**What you have to do**. Find the string "bssid" in the data, then copy every line where it is found.

**Data provided**.

----------

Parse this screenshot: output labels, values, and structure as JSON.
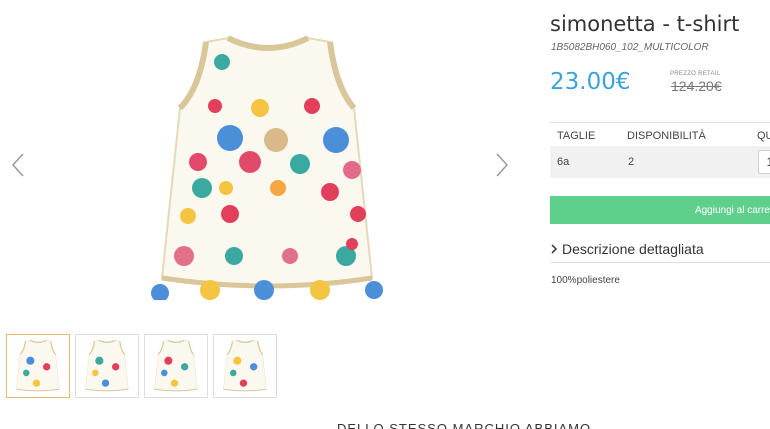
{
  "product": {
    "title": "simonetta - t-shirt",
    "sku": "1B5082BH060_102_MULTICOLOR",
    "price": "23.00€",
    "retail_label": "PREZZO RETAIL",
    "retail_price": "124.20€"
  },
  "availability": {
    "headers": [
      "TAGLIE",
      "DISPONIBILITÀ",
      "QU"
    ],
    "rows": [
      {
        "size": "6a",
        "quantity": "2",
        "qty_value": "1"
      }
    ]
  },
  "add_to_cart_label": "Aggiungi al carre",
  "description": {
    "label": "Descrizione dettagliata",
    "content": "100%poliestere"
  },
  "gallery": {
    "thumbnails": 4,
    "active_index": 0
  },
  "footer": {
    "heading": "DELLO STESSO MARCHIO ABBIAMO"
  },
  "colors": {
    "price": "#3aa3d8",
    "button": "#5fcf8c",
    "active_thumb_border": "#e8b96a"
  },
  "icons": [
    "chevron-left-icon",
    "chevron-right-icon",
    "chevron-right-small-icon"
  ]
}
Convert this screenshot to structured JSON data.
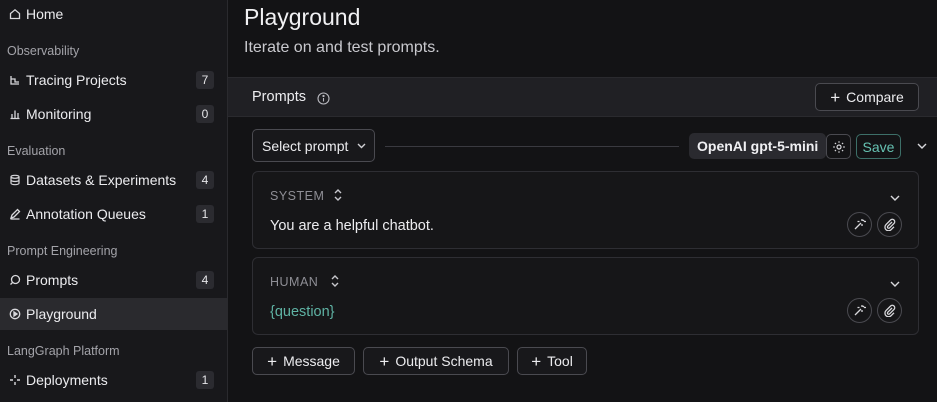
{
  "sidebar": {
    "items": [
      {
        "label": "Home",
        "icon": "home-icon"
      },
      {
        "label": "Tracing Projects",
        "icon": "tracing-icon",
        "count": "7"
      },
      {
        "label": "Monitoring",
        "icon": "monitoring-icon",
        "count": "0"
      },
      {
        "label": "Datasets & Experiments",
        "icon": "database-icon",
        "count": "4"
      },
      {
        "label": "Annotation Queues",
        "icon": "pen-icon",
        "count": "1"
      },
      {
        "label": "Prompts",
        "icon": "prompt-icon",
        "count": "4"
      },
      {
        "label": "Playground",
        "icon": "play-icon",
        "active": true
      },
      {
        "label": "Deployments",
        "icon": "deploy-icon",
        "count": "1"
      }
    ],
    "sections": [
      "Observability",
      "Evaluation",
      "Prompt Engineering",
      "LangGraph Platform"
    ]
  },
  "page": {
    "title": "Playground",
    "subtitle": "Iterate on and test prompts."
  },
  "prompts_bar": {
    "title": "Prompts",
    "compare_label": "Compare"
  },
  "toolbar": {
    "select_prompt": "Select prompt",
    "model": "OpenAI gpt-5-mini",
    "save_label": "Save"
  },
  "messages": [
    {
      "role": "SYSTEM",
      "text": "You are a helpful chatbot."
    },
    {
      "role": "HUMAN",
      "text": "{question}"
    }
  ],
  "add_buttons": {
    "message": "Message",
    "output_schema": "Output Schema",
    "tool": "Tool"
  },
  "colors": {
    "accent": "#66c2b2",
    "background": "#131315",
    "sidebar": "#18181b"
  }
}
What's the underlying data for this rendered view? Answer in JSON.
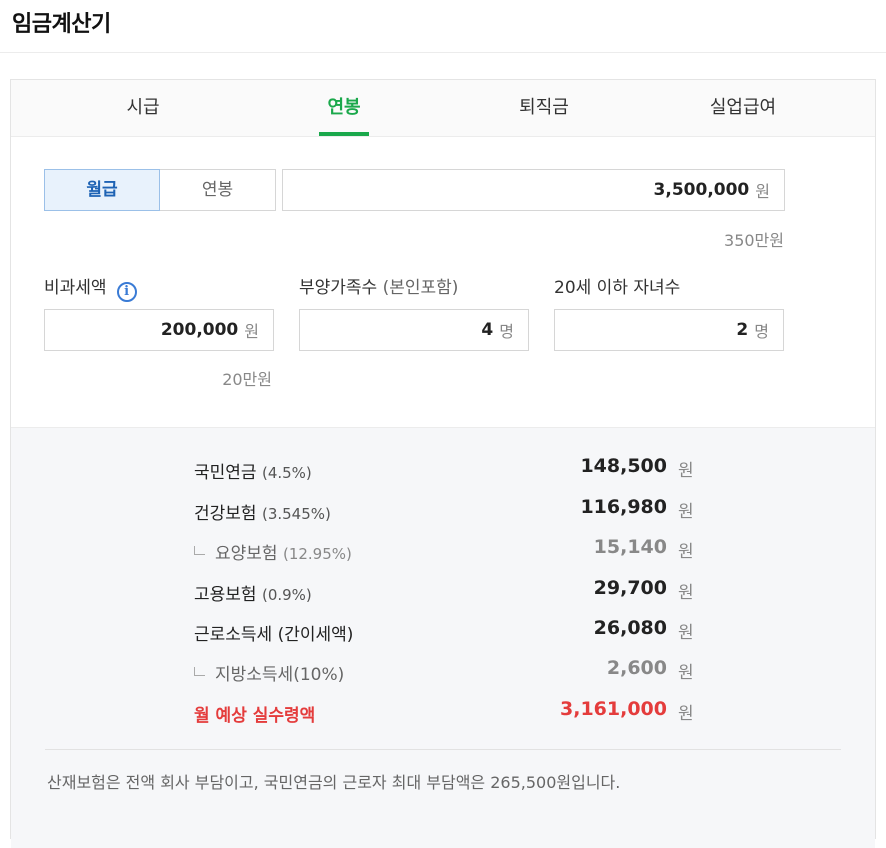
{
  "header": {
    "title": "임금계산기"
  },
  "tabs": [
    {
      "label": "시급",
      "active": false
    },
    {
      "label": "연봉",
      "active": true
    },
    {
      "label": "퇴직금",
      "active": false
    },
    {
      "label": "실업급여",
      "active": false
    }
  ],
  "pay_type": {
    "monthly_label": "월급",
    "annual_label": "연봉",
    "selected": "월급"
  },
  "salary": {
    "value": "3,500,000",
    "unit": "원",
    "helper": "350만원"
  },
  "nontax": {
    "label": "비과세액",
    "value": "200,000",
    "unit": "원",
    "helper": "20만원"
  },
  "dependents": {
    "label": "부양가족수",
    "label_sub": "(본인포함)",
    "value": "4",
    "unit": "명"
  },
  "children": {
    "label": "20세 이하 자녀수",
    "value": "2",
    "unit": "명"
  },
  "results": {
    "unit": "원",
    "rows": [
      {
        "label": "국민연금",
        "pct": "(4.5%)",
        "value": "148,500"
      },
      {
        "label": "건강보험",
        "pct": "(3.545%)",
        "value": "116,980"
      },
      {
        "label": "요양보험",
        "pct": "(12.95%)",
        "value": "15,140"
      },
      {
        "label": "고용보험",
        "pct": "(0.9%)",
        "value": "29,700"
      },
      {
        "label": "근로소득세 (간이세액)",
        "pct": "",
        "value": "26,080"
      },
      {
        "label": "지방소득세(10%)",
        "pct": "",
        "value": "2,600"
      }
    ],
    "total": {
      "label": "월 예상 실수령액",
      "value": "3,161,000"
    }
  },
  "footnote": "산재보험은 전액 회사 부담이고, 국민연금의 근로자 최대 부담액은 265,500원입니다.",
  "colors": {
    "accent": "#1aa84b",
    "selected_blue": "#1e63b4",
    "total_red": "#e43c3c"
  }
}
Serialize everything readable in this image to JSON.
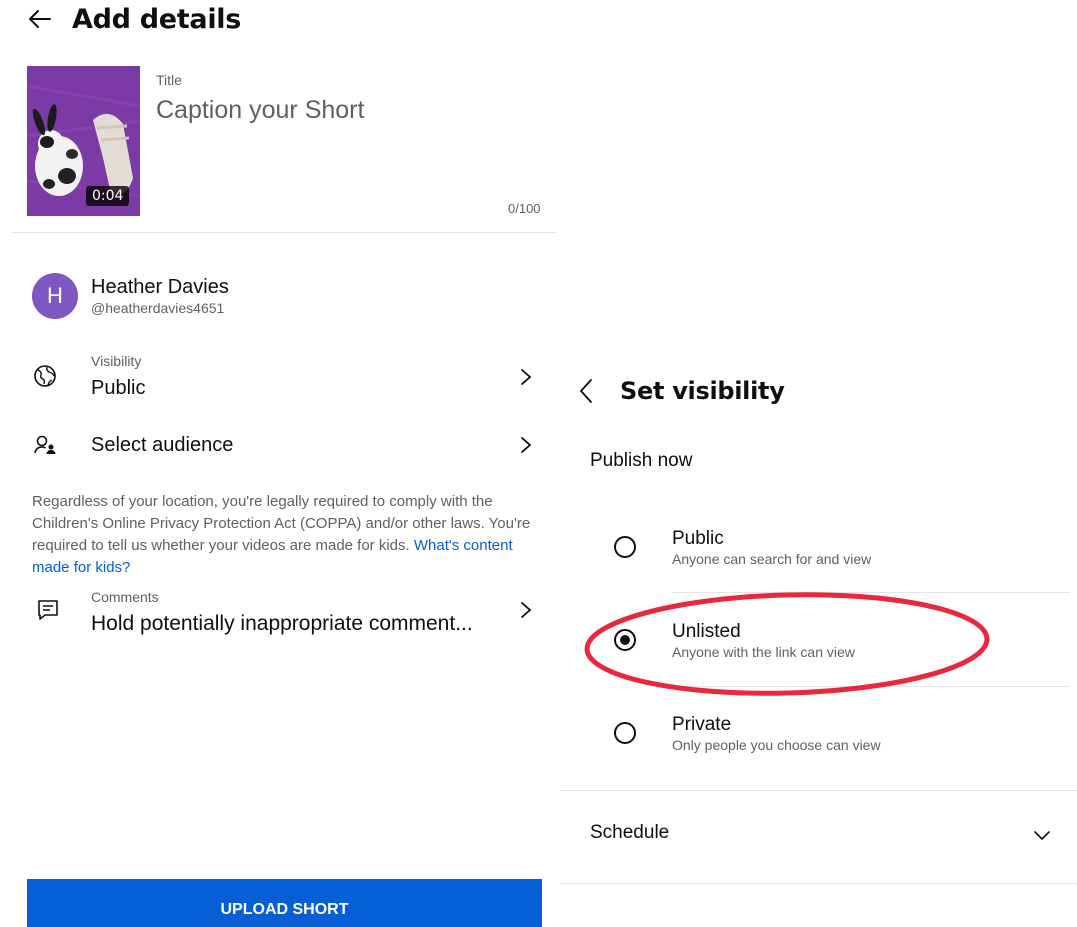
{
  "header": {
    "title": "Add details"
  },
  "video": {
    "duration": "0:04"
  },
  "title_field": {
    "label": "Title",
    "placeholder": "Caption your Short",
    "char_count": "0/100"
  },
  "channel": {
    "avatar_letter": "H",
    "name": "Heather Davies",
    "handle": "@heatherdavies4651"
  },
  "visibility": {
    "label": "Visibility",
    "value": "Public"
  },
  "audience": {
    "label": "Select audience"
  },
  "coppa": {
    "text": "Regardless of your location, you're legally required to comply with the Children's Online Privacy Protection Act (COPPA) and/or other laws. You're required to tell us whether your videos are made for kids.",
    "link": "What's content made for kids?"
  },
  "comments": {
    "label": "Comments",
    "value": "Hold potentially inappropriate comment..."
  },
  "upload_button": "UPLOAD SHORT",
  "set_visibility": {
    "title": "Set visibility",
    "publish_now": "Publish now",
    "options": [
      {
        "title": "Public",
        "subtitle": "Anyone can search for and view",
        "selected": false
      },
      {
        "title": "Unlisted",
        "subtitle": "Anyone with the link can view",
        "selected": true
      },
      {
        "title": "Private",
        "subtitle": "Only people you choose can view",
        "selected": false
      }
    ],
    "schedule": "Schedule"
  },
  "colors": {
    "accent": "#065fd4",
    "avatar": "#7e57c2",
    "highlight": "#e8283c",
    "thumbnail": "#7c3aa6"
  },
  "icons": [
    "back-arrow-icon",
    "globe-icon",
    "audience-icon",
    "comment-icon",
    "chevron-right-icon",
    "chevron-down-icon"
  ]
}
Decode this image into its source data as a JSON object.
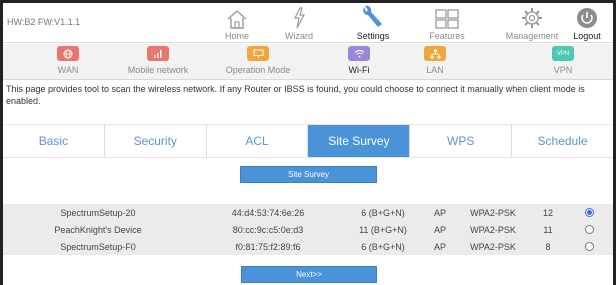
{
  "header": {
    "firmware": "HW:B2 FW:V1.1.1",
    "nav": [
      {
        "label": "Home",
        "icon": "home-icon"
      },
      {
        "label": "Wizard",
        "icon": "wizard-icon"
      },
      {
        "label": "Settings",
        "icon": "wrench-icon"
      },
      {
        "label": "Features",
        "icon": "grid-icon"
      },
      {
        "label": "Management",
        "icon": "gear-icon"
      },
      {
        "label": "Logout",
        "icon": "logout-icon"
      }
    ],
    "active": "Settings"
  },
  "subnav": {
    "items": [
      {
        "label": "WAN",
        "color": "#e8766e",
        "icon": "globe-icon"
      },
      {
        "label": "Mobile network",
        "color": "#e8766e",
        "icon": "signal-icon"
      },
      {
        "label": "Operation Mode",
        "color": "#f0a63a",
        "icon": "monitor-icon"
      },
      {
        "label": "Wi-Fi",
        "color": "#9a88d6",
        "icon": "wifi-icon"
      },
      {
        "label": "LAN",
        "color": "#f0a63a",
        "icon": "lan-icon"
      },
      {
        "label": "VPN",
        "color": "#4cc9b4",
        "icon": "vpn-icon",
        "tile_text": "VPN"
      }
    ],
    "active": "Wi-Fi"
  },
  "description": "This page provides tool to scan the wireless network. If any Router or IBSS is found, you could choose to connect it manually when client mode is enabled.",
  "tabs": {
    "items": [
      "Basic",
      "Security",
      "ACL",
      "Site Survey",
      "WPS",
      "Schedule"
    ],
    "active": "Site Survey"
  },
  "site_survey_button": "Site Survey",
  "networks": [
    {
      "ssid": "SpectrumSetup-20",
      "bssid": "44:d4:53:74:6e:26",
      "channel": "6 (B+G+N)",
      "type": "AP",
      "encryption": "WPA2-PSK",
      "signal": "12",
      "selected": true
    },
    {
      "ssid": "PeachKnight's Device",
      "bssid": "80:cc:9c:c5:0e:d3",
      "channel": "11 (B+G+N)",
      "type": "AP",
      "encryption": "WPA2-PSK",
      "signal": "11",
      "selected": false
    },
    {
      "ssid": "SpectrumSetup-F0",
      "bssid": "f0:81:75:f2:89:f6",
      "channel": "6 (B+G+N)",
      "type": "AP",
      "encryption": "WPA2-PSK",
      "signal": "8",
      "selected": false
    }
  ],
  "next_button": "Next>>"
}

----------

**Result below**.
      "bssid": "44:d4:53:74:6e:26",
      "bssid": "80:cc:9c:c5:0e:d3",
      "bssid": "f0:81:75:f2:89:f6",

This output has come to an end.